■ Your task ■
Make an exact copy of every entry, leaving the pictures out.

Data to process below:

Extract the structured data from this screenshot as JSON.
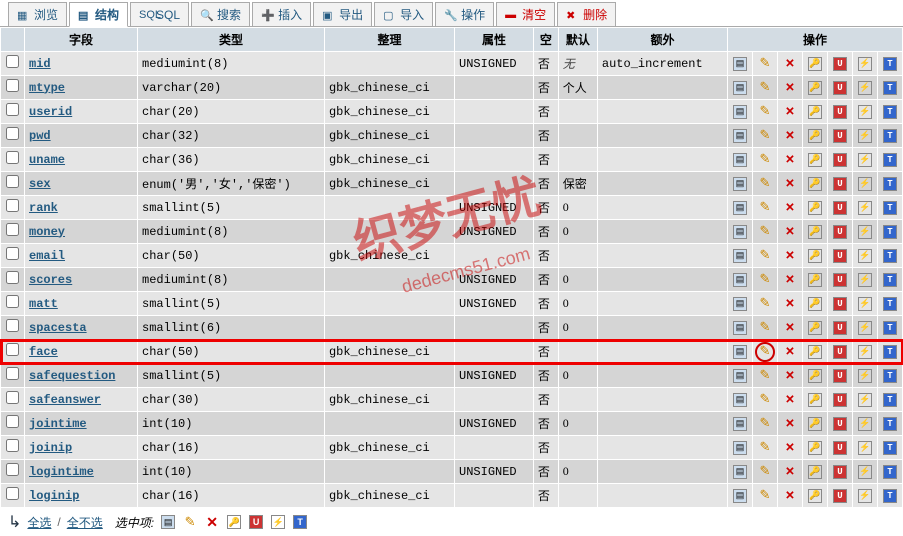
{
  "tabs": [
    {
      "label": "浏览",
      "active": false
    },
    {
      "label": "结构",
      "active": true
    },
    {
      "label": "SQL",
      "active": false
    },
    {
      "label": "搜索",
      "active": false
    },
    {
      "label": "插入",
      "active": false
    },
    {
      "label": "导出",
      "active": false
    },
    {
      "label": "导入",
      "active": false
    },
    {
      "label": "操作",
      "active": false
    },
    {
      "label": "清空",
      "active": false,
      "danger": true
    },
    {
      "label": "删除",
      "active": false,
      "danger": true
    }
  ],
  "headers": {
    "field": "字段",
    "type": "类型",
    "collation": "整理",
    "attributes": "属性",
    "null": "空",
    "default": "默认",
    "extra": "额外",
    "action": "操作"
  },
  "rows": [
    {
      "field": "mid",
      "type": "mediumint(8)",
      "collation": "",
      "attr": "UNSIGNED",
      "null": "否",
      "default": "无",
      "default_italic": true,
      "extra": "auto_increment",
      "hl": false
    },
    {
      "field": "mtype",
      "type": "varchar(20)",
      "collation": "gbk_chinese_ci",
      "attr": "",
      "null": "否",
      "default": "个人",
      "extra": "",
      "hl": false
    },
    {
      "field": "userid",
      "type": "char(20)",
      "collation": "gbk_chinese_ci",
      "attr": "",
      "null": "否",
      "default": "",
      "extra": "",
      "hl": false
    },
    {
      "field": "pwd",
      "type": "char(32)",
      "collation": "gbk_chinese_ci",
      "attr": "",
      "null": "否",
      "default": "",
      "extra": "",
      "hl": false
    },
    {
      "field": "uname",
      "type": "char(36)",
      "collation": "gbk_chinese_ci",
      "attr": "",
      "null": "否",
      "default": "",
      "extra": "",
      "hl": false
    },
    {
      "field": "sex",
      "type": "enum('男','女','保密')",
      "collation": "gbk_chinese_ci",
      "attr": "",
      "null": "否",
      "default": "保密",
      "extra": "",
      "hl": false
    },
    {
      "field": "rank",
      "type": "smallint(5)",
      "collation": "",
      "attr": "UNSIGNED",
      "null": "否",
      "default": "0",
      "extra": "",
      "hl": false
    },
    {
      "field": "money",
      "type": "mediumint(8)",
      "collation": "",
      "attr": "UNSIGNED",
      "null": "否",
      "default": "0",
      "extra": "",
      "hl": false
    },
    {
      "field": "email",
      "type": "char(50)",
      "collation": "gbk_chinese_ci",
      "attr": "",
      "null": "否",
      "default": "",
      "extra": "",
      "hl": false
    },
    {
      "field": "scores",
      "type": "mediumint(8)",
      "collation": "",
      "attr": "UNSIGNED",
      "null": "否",
      "default": "0",
      "extra": "",
      "hl": false
    },
    {
      "field": "matt",
      "type": "smallint(5)",
      "collation": "",
      "attr": "UNSIGNED",
      "null": "否",
      "default": "0",
      "extra": "",
      "hl": false
    },
    {
      "field": "spacesta",
      "type": "smallint(6)",
      "collation": "",
      "attr": "",
      "null": "否",
      "default": "0",
      "extra": "",
      "hl": false
    },
    {
      "field": "face",
      "type": "char(50)",
      "collation": "gbk_chinese_ci",
      "attr": "",
      "null": "否",
      "default": "",
      "extra": "",
      "hl": true
    },
    {
      "field": "safequestion",
      "type": "smallint(5)",
      "collation": "",
      "attr": "UNSIGNED",
      "null": "否",
      "default": "0",
      "extra": "",
      "hl": false
    },
    {
      "field": "safeanswer",
      "type": "char(30)",
      "collation": "gbk_chinese_ci",
      "attr": "",
      "null": "否",
      "default": "",
      "extra": "",
      "hl": false
    },
    {
      "field": "jointime",
      "type": "int(10)",
      "collation": "",
      "attr": "UNSIGNED",
      "null": "否",
      "default": "0",
      "extra": "",
      "hl": false
    },
    {
      "field": "joinip",
      "type": "char(16)",
      "collation": "gbk_chinese_ci",
      "attr": "",
      "null": "否",
      "default": "",
      "extra": "",
      "hl": false
    },
    {
      "field": "logintime",
      "type": "int(10)",
      "collation": "",
      "attr": "UNSIGNED",
      "null": "否",
      "default": "0",
      "extra": "",
      "hl": false
    },
    {
      "field": "loginip",
      "type": "char(16)",
      "collation": "gbk_chinese_ci",
      "attr": "",
      "null": "否",
      "default": "",
      "extra": "",
      "hl": false
    }
  ],
  "footer": {
    "check_all": "全选",
    "uncheck_all": "全不选",
    "with_selected": "选中项:"
  },
  "watermark": {
    "main": "织梦无忧",
    "sub": "dedecms51.com"
  }
}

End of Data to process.

■ Written solution ■
Extract the structured data from this screenshot as JSON.
{
  "tabs": [
    {
      "label": "浏览",
      "active": false
    },
    {
      "label": "结构",
      "active": true
    },
    {
      "label": "SQL",
      "active": false
    },
    {
      "label": "搜索",
      "active": false
    },
    {
      "label": "插入",
      "active": false
    },
    {
      "label": "导出",
      "active": false
    },
    {
      "label": "导入",
      "active": false
    },
    {
      "label": "操作",
      "active": false
    },
    {
      "label": "清空",
      "active": false,
      "danger": true
    },
    {
      "label": "删除",
      "active": false,
      "danger": true
    }
  ],
  "headers": {
    "field": "字段",
    "type": "类型",
    "collation": "整理",
    "attributes": "属性",
    "null": "空",
    "default": "默认",
    "extra": "额外",
    "action": "操作"
  },
  "rows": [
    {
      "field": "mid",
      "type": "mediumint(8)",
      "collation": "",
      "attr": "UNSIGNED",
      "null": "否",
      "default": "无",
      "default_italic": true,
      "extra": "auto_increment",
      "hl": false
    },
    {
      "field": "mtype",
      "type": "varchar(20)",
      "collation": "gbk_chinese_ci",
      "attr": "",
      "null": "否",
      "default": "个人",
      "extra": "",
      "hl": false
    },
    {
      "field": "userid",
      "type": "char(20)",
      "collation": "gbk_chinese_ci",
      "attr": "",
      "null": "否",
      "default": "",
      "extra": "",
      "hl": false
    },
    {
      "field": "pwd",
      "type": "char(32)",
      "collation": "gbk_chinese_ci",
      "attr": "",
      "null": "否",
      "default": "",
      "extra": "",
      "hl": false
    },
    {
      "field": "uname",
      "type": "char(36)",
      "collation": "gbk_chinese_ci",
      "attr": "",
      "null": "否",
      "default": "",
      "extra": "",
      "hl": false
    },
    {
      "field": "sex",
      "type": "enum('男','女','保密')",
      "collation": "gbk_chinese_ci",
      "attr": "",
      "null": "否",
      "default": "保密",
      "extra": "",
      "hl": false
    },
    {
      "field": "rank",
      "type": "smallint(5)",
      "collation": "",
      "attr": "UNSIGNED",
      "null": "否",
      "default": "0",
      "extra": "",
      "hl": false
    },
    {
      "field": "money",
      "type": "mediumint(8)",
      "collation": "",
      "attr": "UNSIGNED",
      "null": "否",
      "default": "0",
      "extra": "",
      "hl": false
    },
    {
      "field": "email",
      "type": "char(50)",
      "collation": "gbk_chinese_ci",
      "attr": "",
      "null": "否",
      "default": "",
      "extra": "",
      "hl": false
    },
    {
      "field": "scores",
      "type": "mediumint(8)",
      "collation": "",
      "attr": "UNSIGNED",
      "null": "否",
      "default": "0",
      "extra": "",
      "hl": false
    },
    {
      "field": "matt",
      "type": "smallint(5)",
      "collation": "",
      "attr": "UNSIGNED",
      "null": "否",
      "default": "0",
      "extra": "",
      "hl": false
    },
    {
      "field": "spacesta",
      "type": "smallint(6)",
      "collation": "",
      "attr": "",
      "null": "否",
      "default": "0",
      "extra": "",
      "hl": false
    },
    {
      "field": "face",
      "type": "char(50)",
      "collation": "gbk_chinese_ci",
      "attr": "",
      "null": "否",
      "default": "",
      "extra": "",
      "hl": true
    },
    {
      "field": "safequestion",
      "type": "smallint(5)",
      "collation": "",
      "attr": "UNSIGNED",
      "null": "否",
      "default": "0",
      "extra": "",
      "hl": false
    },
    {
      "field": "safeanswer",
      "type": "char(30)",
      "collation": "gbk_chinese_ci",
      "attr": "",
      "null": "否",
      "default": "",
      "extra": "",
      "hl": false
    },
    {
      "field": "jointime",
      "type": "int(10)",
      "collation": "",
      "attr": "UNSIGNED",
      "null": "否",
      "default": "0",
      "extra": "",
      "hl": false
    },
    {
      "field": "joinip",
      "type": "char(16)",
      "collation": "gbk_chinese_ci",
      "attr": "",
      "null": "否",
      "default": "",
      "extra": "",
      "hl": false
    },
    {
      "field": "logintime",
      "type": "int(10)",
      "collation": "",
      "attr": "UNSIGNED",
      "null": "否",
      "default": "0",
      "extra": "",
      "hl": false
    },
    {
      "field": "loginip",
      "type": "char(16)",
      "collation": "gbk_chinese_ci",
      "attr": "",
      "null": "否",
      "default": "",
      "extra": "",
      "hl": false
    }
  ],
  "footer": {
    "check_all": "全选",
    "uncheck_all": "全不选",
    "with_selected": "选中项:"
  },
  "watermark": {
    "main": "织梦无忧",
    "sub": "dedecms51.com"
  }
}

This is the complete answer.